====== DATA FOR THIS EXERCISE ======
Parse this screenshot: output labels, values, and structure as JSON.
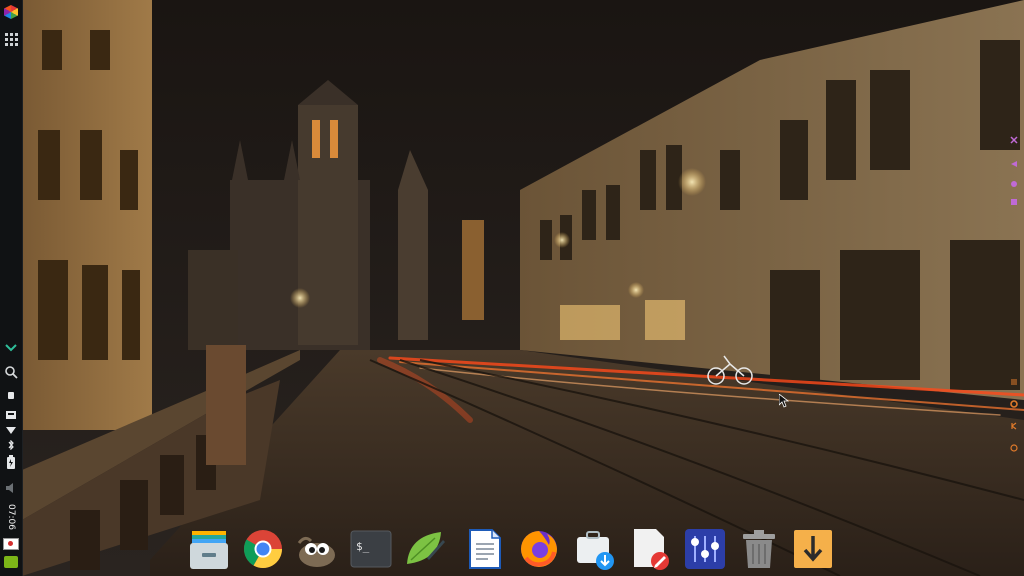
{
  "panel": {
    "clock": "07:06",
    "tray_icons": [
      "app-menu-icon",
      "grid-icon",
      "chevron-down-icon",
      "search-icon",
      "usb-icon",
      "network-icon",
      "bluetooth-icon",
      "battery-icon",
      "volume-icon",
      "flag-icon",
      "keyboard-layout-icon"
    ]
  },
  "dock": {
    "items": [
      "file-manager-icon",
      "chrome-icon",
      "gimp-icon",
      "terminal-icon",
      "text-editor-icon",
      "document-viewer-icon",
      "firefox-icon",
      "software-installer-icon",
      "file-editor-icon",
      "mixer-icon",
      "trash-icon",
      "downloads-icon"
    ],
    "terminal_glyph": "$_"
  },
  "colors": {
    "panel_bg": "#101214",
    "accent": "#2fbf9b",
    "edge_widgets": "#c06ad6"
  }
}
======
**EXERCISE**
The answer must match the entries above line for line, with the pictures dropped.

**EXPECTED ANSWER**
Parse this screenshot: output labels, values, and structure as JSON.
{
  "panel": {
    "clock": "07:06",
    "tray_icons": [
      "app-menu-icon",
      "grid-icon",
      "chevron-down-icon",
      "search-icon",
      "usb-icon",
      "network-icon",
      "bluetooth-icon",
      "battery-icon",
      "volume-icon",
      "flag-icon",
      "keyboard-layout-icon"
    ]
  },
  "dock": {
    "items": [
      "file-manager-icon",
      "chrome-icon",
      "gimp-icon",
      "terminal-icon",
      "text-editor-icon",
      "document-viewer-icon",
      "firefox-icon",
      "software-installer-icon",
      "file-editor-icon",
      "mixer-icon",
      "trash-icon",
      "downloads-icon"
    ],
    "terminal_glyph": "$_"
  },
  "colors": {
    "panel_bg": "#101214",
    "accent": "#2fbf9b",
    "edge_widgets": "#c06ad6"
  }
}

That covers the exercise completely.